▶ _THE DATA_
§ §
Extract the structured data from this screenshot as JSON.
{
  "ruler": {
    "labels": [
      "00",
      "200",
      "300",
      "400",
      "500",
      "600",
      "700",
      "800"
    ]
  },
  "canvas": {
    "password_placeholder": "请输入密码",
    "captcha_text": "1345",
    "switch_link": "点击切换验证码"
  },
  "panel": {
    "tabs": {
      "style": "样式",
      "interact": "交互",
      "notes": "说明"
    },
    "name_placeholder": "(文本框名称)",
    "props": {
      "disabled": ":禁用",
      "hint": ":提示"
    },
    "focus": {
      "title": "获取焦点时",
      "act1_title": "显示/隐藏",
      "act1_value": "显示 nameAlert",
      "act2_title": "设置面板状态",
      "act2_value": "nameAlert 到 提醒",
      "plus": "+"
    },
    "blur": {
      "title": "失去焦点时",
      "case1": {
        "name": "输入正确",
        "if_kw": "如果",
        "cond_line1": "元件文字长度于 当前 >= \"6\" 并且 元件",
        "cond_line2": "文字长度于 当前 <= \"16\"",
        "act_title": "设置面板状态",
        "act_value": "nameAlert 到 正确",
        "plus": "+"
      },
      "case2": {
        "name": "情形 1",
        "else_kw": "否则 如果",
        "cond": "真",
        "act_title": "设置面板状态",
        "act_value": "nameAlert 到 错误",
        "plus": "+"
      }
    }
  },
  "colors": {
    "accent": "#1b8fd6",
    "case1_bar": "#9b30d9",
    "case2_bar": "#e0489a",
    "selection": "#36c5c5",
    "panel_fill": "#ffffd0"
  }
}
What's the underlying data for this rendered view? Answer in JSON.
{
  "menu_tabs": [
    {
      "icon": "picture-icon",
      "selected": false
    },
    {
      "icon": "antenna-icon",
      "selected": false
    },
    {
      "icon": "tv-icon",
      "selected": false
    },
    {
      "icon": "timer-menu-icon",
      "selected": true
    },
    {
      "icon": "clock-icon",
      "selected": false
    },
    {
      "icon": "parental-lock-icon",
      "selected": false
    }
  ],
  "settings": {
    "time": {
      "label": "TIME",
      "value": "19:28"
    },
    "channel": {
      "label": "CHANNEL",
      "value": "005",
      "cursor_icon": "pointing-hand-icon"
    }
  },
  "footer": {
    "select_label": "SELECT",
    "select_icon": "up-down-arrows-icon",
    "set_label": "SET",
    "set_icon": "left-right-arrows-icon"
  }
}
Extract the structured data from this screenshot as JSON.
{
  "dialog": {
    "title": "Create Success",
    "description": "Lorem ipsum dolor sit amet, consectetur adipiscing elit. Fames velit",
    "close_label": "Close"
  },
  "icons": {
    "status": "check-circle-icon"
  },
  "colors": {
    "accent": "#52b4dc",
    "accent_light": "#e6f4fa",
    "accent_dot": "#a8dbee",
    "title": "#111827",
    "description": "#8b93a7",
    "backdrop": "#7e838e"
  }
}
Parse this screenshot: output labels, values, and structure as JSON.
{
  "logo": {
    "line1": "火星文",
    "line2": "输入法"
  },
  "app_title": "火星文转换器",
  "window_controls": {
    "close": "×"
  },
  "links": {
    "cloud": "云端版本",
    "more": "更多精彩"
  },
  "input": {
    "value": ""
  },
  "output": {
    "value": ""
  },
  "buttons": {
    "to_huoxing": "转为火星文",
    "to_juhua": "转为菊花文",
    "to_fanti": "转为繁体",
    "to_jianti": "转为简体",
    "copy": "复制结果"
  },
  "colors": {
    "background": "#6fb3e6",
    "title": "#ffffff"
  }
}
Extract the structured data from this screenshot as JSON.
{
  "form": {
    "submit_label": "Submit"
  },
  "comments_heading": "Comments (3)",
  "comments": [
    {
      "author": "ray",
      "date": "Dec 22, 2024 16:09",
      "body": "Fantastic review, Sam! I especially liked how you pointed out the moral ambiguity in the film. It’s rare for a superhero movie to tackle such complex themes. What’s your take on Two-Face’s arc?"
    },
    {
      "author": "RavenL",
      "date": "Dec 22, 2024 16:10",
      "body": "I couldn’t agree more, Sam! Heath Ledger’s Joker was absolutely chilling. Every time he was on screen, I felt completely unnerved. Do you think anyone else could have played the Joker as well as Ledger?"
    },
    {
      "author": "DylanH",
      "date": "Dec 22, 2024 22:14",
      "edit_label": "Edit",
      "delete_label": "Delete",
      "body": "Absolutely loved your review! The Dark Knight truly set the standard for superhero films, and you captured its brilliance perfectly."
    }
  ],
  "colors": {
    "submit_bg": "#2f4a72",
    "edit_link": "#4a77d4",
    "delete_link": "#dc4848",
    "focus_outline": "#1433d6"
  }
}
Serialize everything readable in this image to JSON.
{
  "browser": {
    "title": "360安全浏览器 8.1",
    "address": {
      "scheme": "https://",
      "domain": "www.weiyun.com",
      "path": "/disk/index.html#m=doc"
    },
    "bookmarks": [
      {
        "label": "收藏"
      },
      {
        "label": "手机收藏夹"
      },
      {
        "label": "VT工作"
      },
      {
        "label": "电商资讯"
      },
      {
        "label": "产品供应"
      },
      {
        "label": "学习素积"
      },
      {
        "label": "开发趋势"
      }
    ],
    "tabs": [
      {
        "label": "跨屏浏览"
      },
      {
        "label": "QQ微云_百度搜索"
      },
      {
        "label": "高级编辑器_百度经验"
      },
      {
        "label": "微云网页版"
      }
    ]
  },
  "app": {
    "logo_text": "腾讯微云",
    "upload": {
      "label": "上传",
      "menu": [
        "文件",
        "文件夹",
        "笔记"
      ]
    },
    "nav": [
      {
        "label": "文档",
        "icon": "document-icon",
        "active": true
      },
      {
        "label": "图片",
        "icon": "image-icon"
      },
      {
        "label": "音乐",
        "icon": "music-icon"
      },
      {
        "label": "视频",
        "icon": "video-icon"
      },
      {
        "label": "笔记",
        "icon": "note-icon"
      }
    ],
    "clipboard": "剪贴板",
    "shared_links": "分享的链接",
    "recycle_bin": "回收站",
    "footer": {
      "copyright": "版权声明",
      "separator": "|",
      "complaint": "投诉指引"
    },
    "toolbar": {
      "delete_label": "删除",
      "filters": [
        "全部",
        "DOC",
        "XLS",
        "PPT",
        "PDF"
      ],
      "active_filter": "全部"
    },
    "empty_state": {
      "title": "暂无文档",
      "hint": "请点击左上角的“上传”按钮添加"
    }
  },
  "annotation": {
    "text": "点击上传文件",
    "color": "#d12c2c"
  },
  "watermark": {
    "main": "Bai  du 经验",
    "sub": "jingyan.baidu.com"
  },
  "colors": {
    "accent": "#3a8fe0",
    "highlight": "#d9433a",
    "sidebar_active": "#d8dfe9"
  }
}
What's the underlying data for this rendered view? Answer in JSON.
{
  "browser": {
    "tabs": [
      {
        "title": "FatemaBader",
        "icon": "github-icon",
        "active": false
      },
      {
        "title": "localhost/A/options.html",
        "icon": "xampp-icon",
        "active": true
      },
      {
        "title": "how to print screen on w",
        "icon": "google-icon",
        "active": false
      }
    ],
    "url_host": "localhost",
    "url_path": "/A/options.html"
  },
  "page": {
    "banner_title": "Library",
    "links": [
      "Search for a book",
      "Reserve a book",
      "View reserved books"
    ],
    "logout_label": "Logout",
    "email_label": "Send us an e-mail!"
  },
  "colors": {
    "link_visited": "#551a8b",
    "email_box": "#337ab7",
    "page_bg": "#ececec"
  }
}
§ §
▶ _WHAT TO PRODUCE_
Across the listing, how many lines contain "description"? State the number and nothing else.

▶ _EXERCISE SOLUTION_
2